Background: The benefits of minimally invasive total hip arthroplasty continue to be debated. The objective of this study was to investigate the role of patient education, accelerated rehabilitation, and improved pain control on the outcome of total hip arthroplasty performed through a small incision.
Methods: One hundred patients undergoing total hip arthroplasty at our institution were randomized into one of four groups on the basis of the size of the incision, preoperative counseling, the type of preoperative and postoperative rehabilitation, and the analgesia protocol. The operative parameters, complications, time to discharge to home, functional improvement, and patient satisfaction were assessed.

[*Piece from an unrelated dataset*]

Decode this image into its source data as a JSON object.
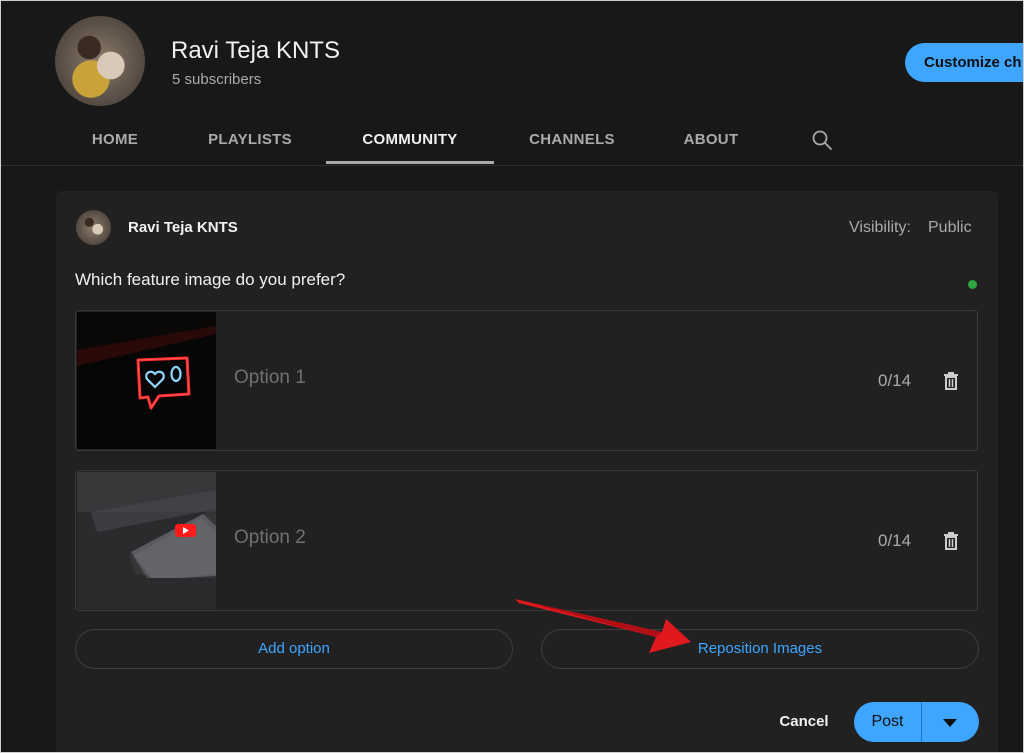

Results: The demographic distribution among the four groups was similar. The extent of functional improvement at the time of discharge to home, patient satisfaction, and walking ability at the time of discharge were better in patients who had received an accelerated preoperative and postoperative rehabilitation regimen regardless of the size of the incision. There was no difference in estimated blood loss, mean operative time, transfusion needs, or complications among the groups.
Conclusions: This study highlights the importance of factors such as family education, patient preconditioning, preemptive analgesia, and accelerated preoperative and postoperative rehabilitation in influencing the outcome of total hip arthroplasty. The aforementioned factors, and not the surgical technique per se, may play a major role in imparting the better outcome after minimally invasive total hip arthroplasty that has been reported by various investigators.
Level of Evidence: Therapeutic Level II. See Instructions to Authors for a complete description of levels of evidence.
1 Rothman Institute of Orthopaedics, 925 Chestnut Street, Philadelphia, PA 19107